== TO DO ==
Find every line below with the string "into" and pick it out.

== WORKING DATA ==
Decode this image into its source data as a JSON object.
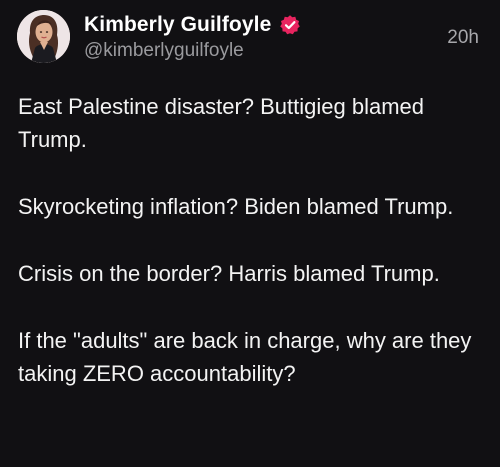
{
  "author": {
    "display_name": "Kimberly Guilfoyle",
    "handle": "@kimberlyguilfoyle",
    "avatar_icon": "profile-photo",
    "verified_icon": "verified-badge-icon",
    "verified_color": "#e0245e"
  },
  "post": {
    "timestamp": "20h",
    "paragraphs": [
      "East Palestine disaster? Buttigieg blamed Trump.",
      "Skyrocketing inflation? Biden blamed Trump.",
      "Crisis on the border? Harris blamed Trump.",
      "If the \"adults\" are back in charge, why are they taking ZERO accountability?"
    ]
  },
  "theme": {
    "background": "#111013",
    "text": "#f3f3f3",
    "secondary_text": "#9a9a9e"
  }
}
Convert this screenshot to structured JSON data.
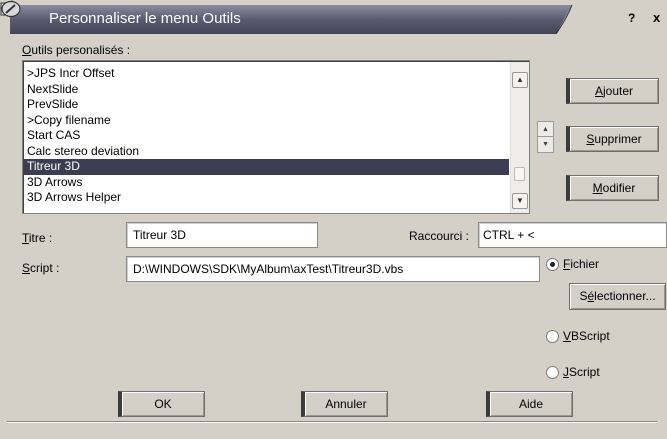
{
  "window": {
    "title": "Personnaliser le menu Outils",
    "help_label": "?",
    "close_label": "x"
  },
  "tools_list": {
    "label_mnemonic": "O",
    "label_rest": "utils personalisés :",
    "items": [
      ">JPS Incr Offset",
      "NextSlide",
      "PrevSlide",
      ">Copy filename",
      "Start CAS",
      "Calc stereo deviation",
      "Titreur 3D",
      "3D Arrows",
      "3D Arrows Helper"
    ],
    "selected": "Titreur 3D"
  },
  "buttons": {
    "add": {
      "mnemonic": "A",
      "rest": "jouter"
    },
    "delete": {
      "mnemonic": "S",
      "rest": "upprimer"
    },
    "modify": {
      "mnemonic": "M",
      "rest": "odifier"
    },
    "select": {
      "pre": "S",
      "mnemonic": "é",
      "rest": "lectionner..."
    },
    "ok": "OK",
    "cancel": "Annuler",
    "help": "Aide"
  },
  "form": {
    "title_label": {
      "mnemonic": "T",
      "rest": "itre :"
    },
    "title_value": "Titreur 3D",
    "shortcut_label": "Raccourci :",
    "shortcut_value": "CTRL + <",
    "script_label": {
      "mnemonic": "S",
      "rest": "cript :"
    },
    "script_value": "D:\\WINDOWS\\SDK\\MyAlbum\\axTest\\Titreur3D.vbs"
  },
  "script_type": {
    "options": [
      {
        "mnemonic": "F",
        "rest": "ichier",
        "checked": true
      },
      {
        "mnemonic": "V",
        "rest": "BScript",
        "checked": false
      },
      {
        "mnemonic": "J",
        "rest": "Script",
        "checked": false
      }
    ]
  }
}
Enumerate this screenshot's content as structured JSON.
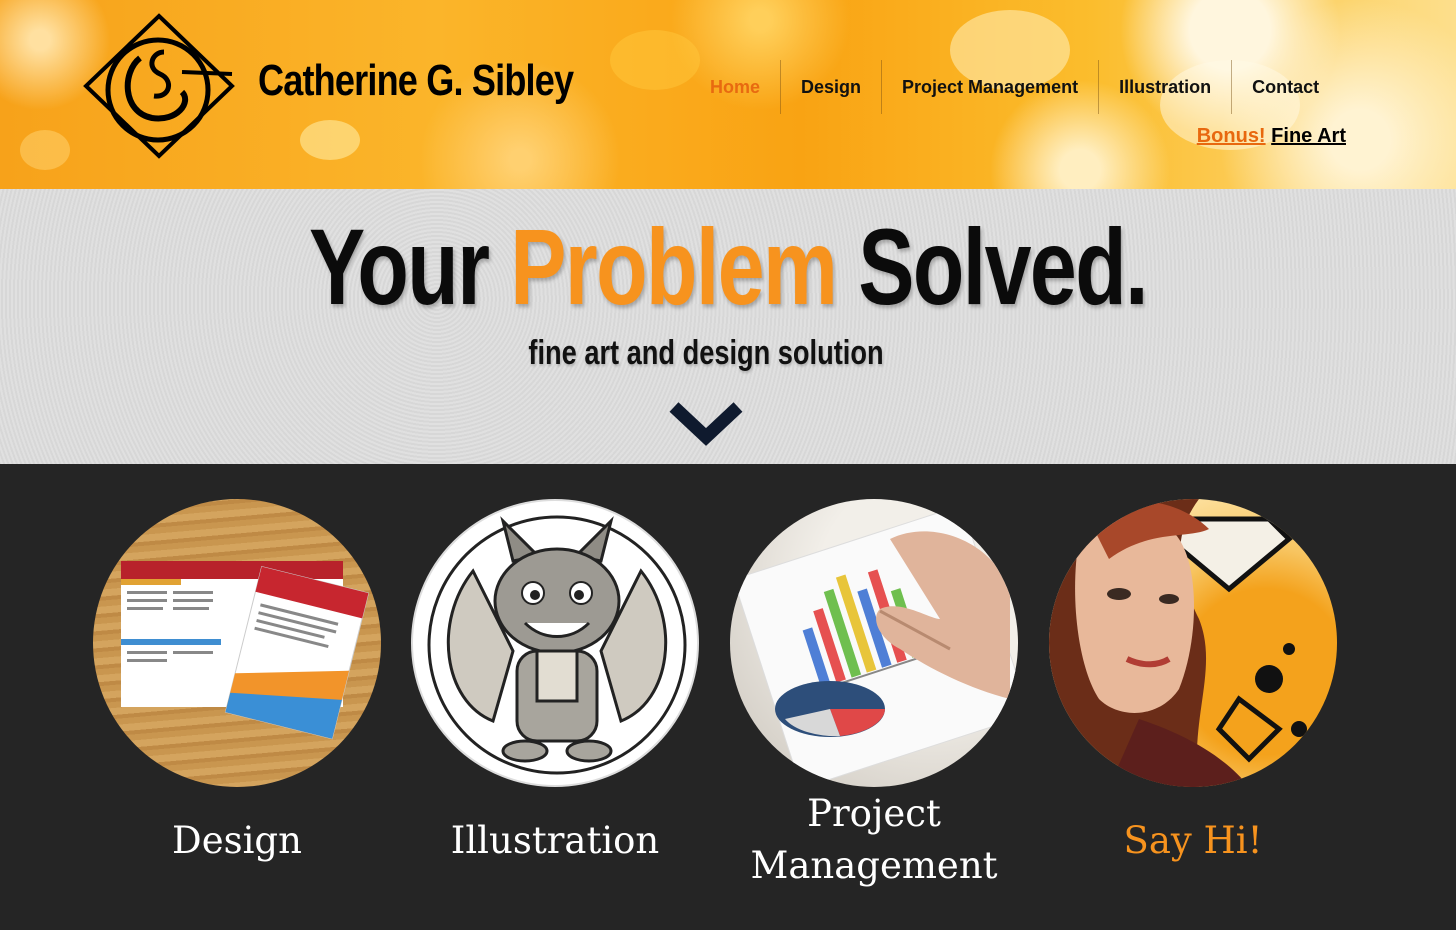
{
  "header": {
    "site_title": "Catherine G. Sibley",
    "nav": [
      {
        "label": "Home",
        "active": true
      },
      {
        "label": "Design",
        "active": false
      },
      {
        "label": "Project Management",
        "active": false
      },
      {
        "label": "Illustration",
        "active": false
      },
      {
        "label": "Contact",
        "active": false
      }
    ],
    "bonus_label": "Bonus!",
    "bonus_link": "Fine Art"
  },
  "hero": {
    "headline_part1": "Your",
    "headline_accent": "Problem",
    "headline_part2": "Solved.",
    "subtitle": "fine art and design solution",
    "scroll_icon": "chevron-down-icon"
  },
  "services": [
    {
      "label": "Design",
      "image": "brochure-flyers-on-wood"
    },
    {
      "label": "Illustration",
      "image": "cartoon-gargoyle"
    },
    {
      "label_line1": "Project",
      "label_line2": "Management",
      "image": "hand-pointing-at-charts"
    },
    {
      "label": "Say Hi!",
      "image": "stylized-portrait"
    }
  ],
  "colors": {
    "accent": "#f7931e",
    "nav_active": "#e86a10",
    "dark_bg": "#252525",
    "hero_bg": "#dedede"
  }
}
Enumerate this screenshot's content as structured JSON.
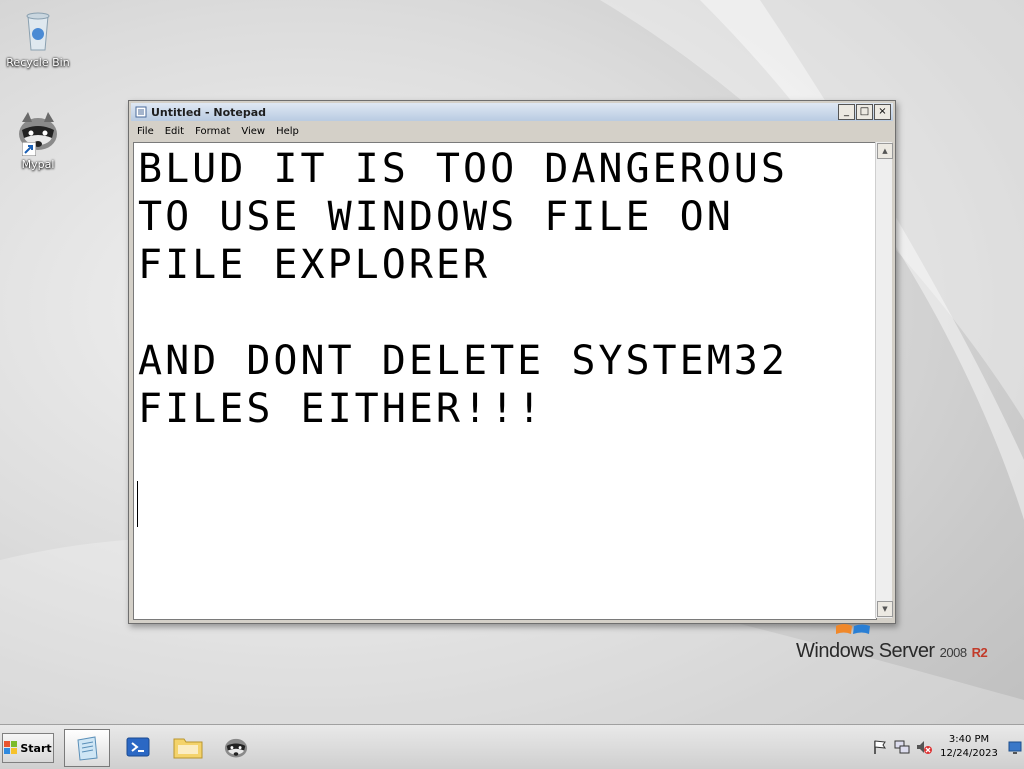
{
  "desktop": {
    "icons": [
      {
        "label": "Recycle Bin",
        "icon": "recycle-bin-icon"
      },
      {
        "label": "Mypal",
        "icon": "raccoon-icon"
      }
    ]
  },
  "notepad": {
    "title": "Untitled - Notepad",
    "menu": [
      "File",
      "Edit",
      "Format",
      "View",
      "Help"
    ],
    "controls": {
      "minimize": "_",
      "maximize": "□",
      "close": "×"
    },
    "text": "BLUD IT IS TOO DANGEROUS\nTO USE WINDOWS FILE ON\nFILE EXPLORER\n\nAND DONT DELETE SYSTEM32\nFILES EITHER!!!"
  },
  "branding": {
    "name": "Windows Server",
    "version": "2008",
    "release": "R2"
  },
  "taskbar": {
    "start_label": "Start",
    "apps": [
      {
        "name": "notepad",
        "icon": "notepad-icon",
        "active": true
      },
      {
        "name": "powershell",
        "icon": "powershell-icon",
        "active": false
      },
      {
        "name": "explorer",
        "icon": "folder-icon",
        "active": false
      },
      {
        "name": "mypal",
        "icon": "raccoon-icon",
        "active": false
      }
    ],
    "tray_icons": [
      "flag-icon",
      "network-icon",
      "volume-muted-icon"
    ],
    "clock": {
      "time": "3:40 PM",
      "date": "12/24/2023"
    }
  },
  "colors": {
    "accent_red": "#c23b2a",
    "title_bar": "#b9cbe2"
  }
}
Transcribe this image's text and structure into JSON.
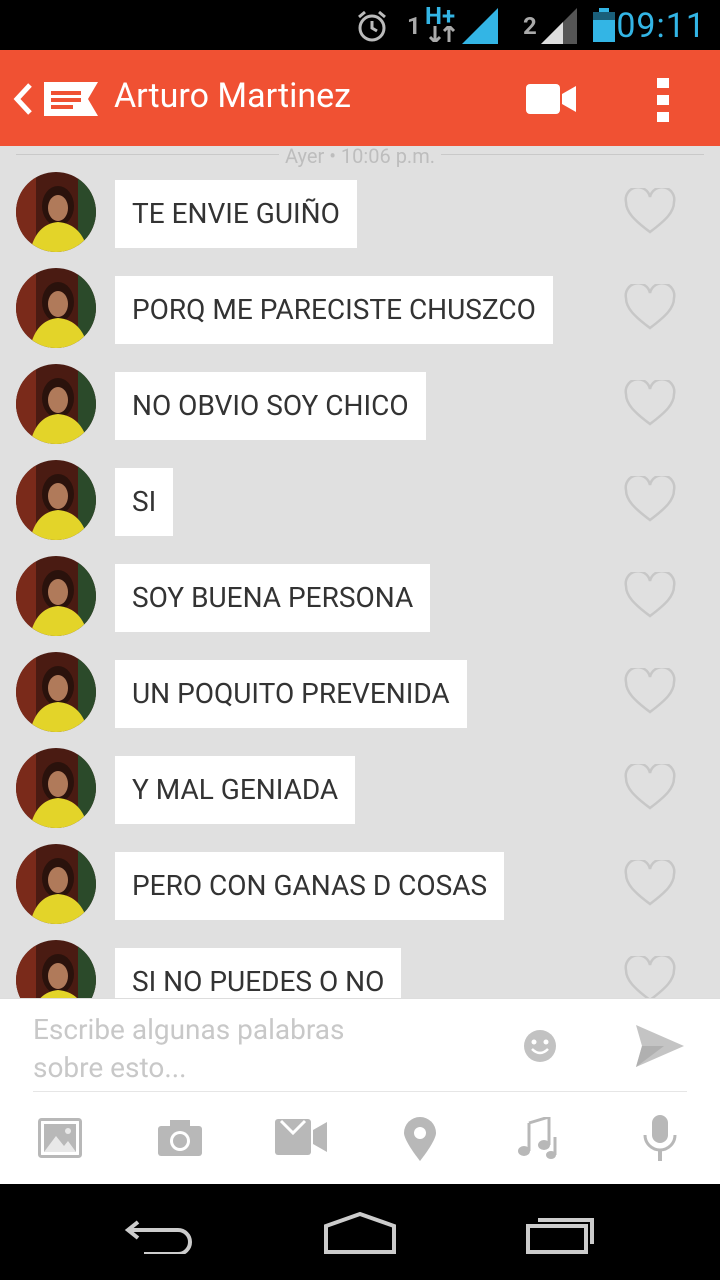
{
  "status_bar": {
    "time": "09:11",
    "sim1": "1",
    "sim2": "2",
    "network": "H+"
  },
  "header": {
    "title": "Arturo Martinez"
  },
  "conversation": {
    "date_label": "Ayer • 10:06 p.m.",
    "messages": [
      {
        "text": "TE ENVIE GUIÑO"
      },
      {
        "text": "PORQ ME PARECISTE CHUSZCO"
      },
      {
        "text": "NO OBVIO SOY CHICO"
      },
      {
        "text": "SI"
      },
      {
        "text": "SOY BUENA PERSONA"
      },
      {
        "text": "UN POQUITO PREVENIDA"
      },
      {
        "text": "Y MAL GENIADA"
      },
      {
        "text": "PERO CON GANAS D COSAS"
      },
      {
        "text": "SI NO PUEDES O NO"
      }
    ]
  },
  "composer": {
    "placeholder_line1": "Escribe algunas palabras",
    "placeholder_line2": "sobre esto..."
  },
  "colors": {
    "accent": "#f05133",
    "chat_bg": "#e0e0e0",
    "status_blue": "#33b5e5"
  },
  "icons": [
    "back-icon",
    "message-icon",
    "video-call-icon",
    "overflow-menu-icon",
    "heart-icon",
    "emoji-icon",
    "send-icon",
    "gallery-icon",
    "camera-icon",
    "video-icon",
    "location-icon",
    "music-icon",
    "microphone-icon",
    "nav-back-icon",
    "nav-home-icon",
    "nav-recents-icon"
  ]
}
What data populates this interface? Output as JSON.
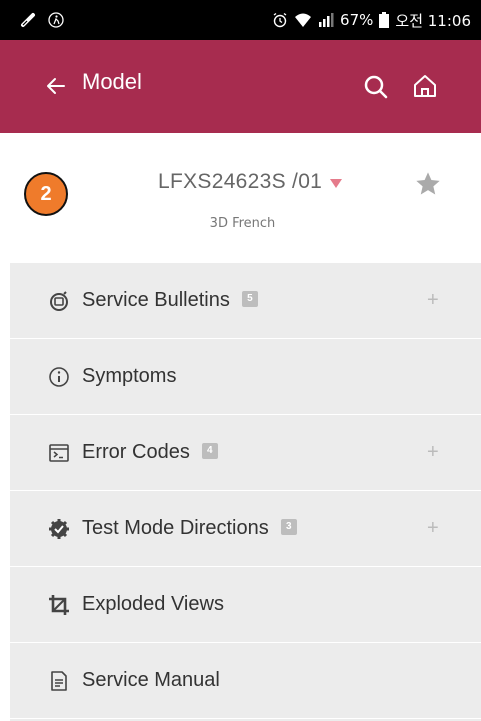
{
  "status_bar": {
    "battery": "67%",
    "time": "오전 11:06"
  },
  "app_bar": {
    "title": "Model"
  },
  "step_badge": "2",
  "model": {
    "name": "LFXS24623S /01",
    "subtitle": "3D French"
  },
  "menu": [
    {
      "label": "Service Bulletins",
      "count": "5",
      "icon": "bulletins-icon",
      "expandable": true
    },
    {
      "label": "Symptoms",
      "count": null,
      "icon": "info-icon",
      "expandable": false
    },
    {
      "label": "Error Codes",
      "count": "4",
      "icon": "terminal-icon",
      "expandable": true
    },
    {
      "label": "Test Mode Directions",
      "count": "3",
      "icon": "gear-check-icon",
      "expandable": true
    },
    {
      "label": "Exploded Views",
      "count": null,
      "icon": "crop-icon",
      "expandable": false
    },
    {
      "label": "Service Manual",
      "count": null,
      "icon": "document-icon",
      "expandable": false
    }
  ],
  "colors": {
    "app_bar": "#a72c4f",
    "step_badge": "#ef7b2b",
    "menu_bg": "#ececec",
    "caret": "#e57b8b"
  }
}
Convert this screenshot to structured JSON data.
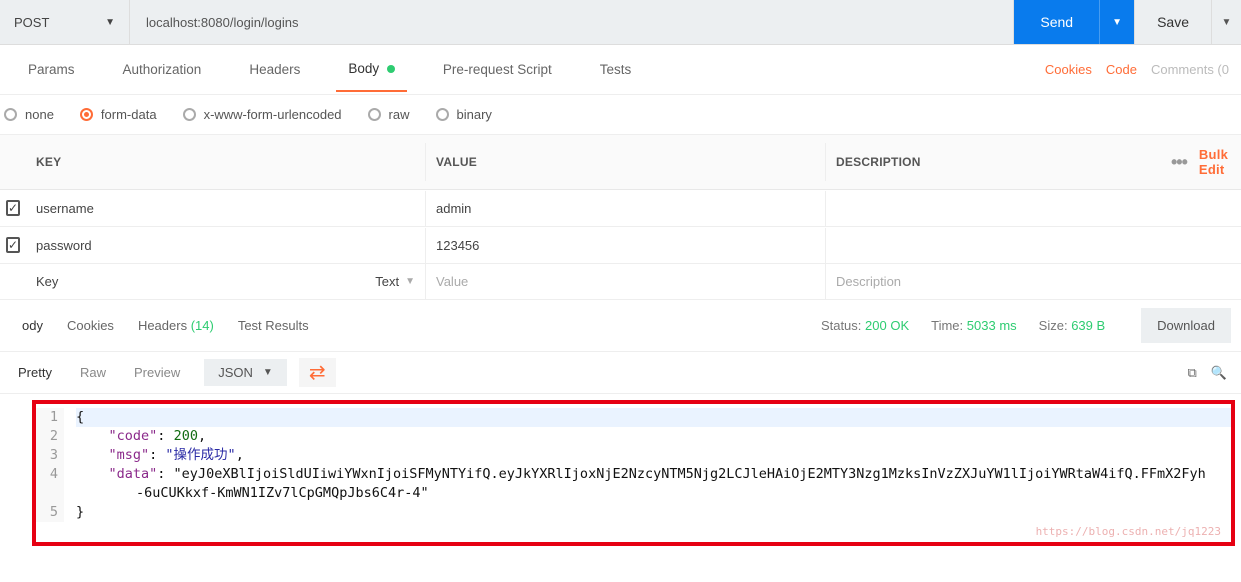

== SOLUTION TO THE EXERCISE ==
Decode this image into its source data as a JSON object.
Transcribe this image's text and structure into JSON.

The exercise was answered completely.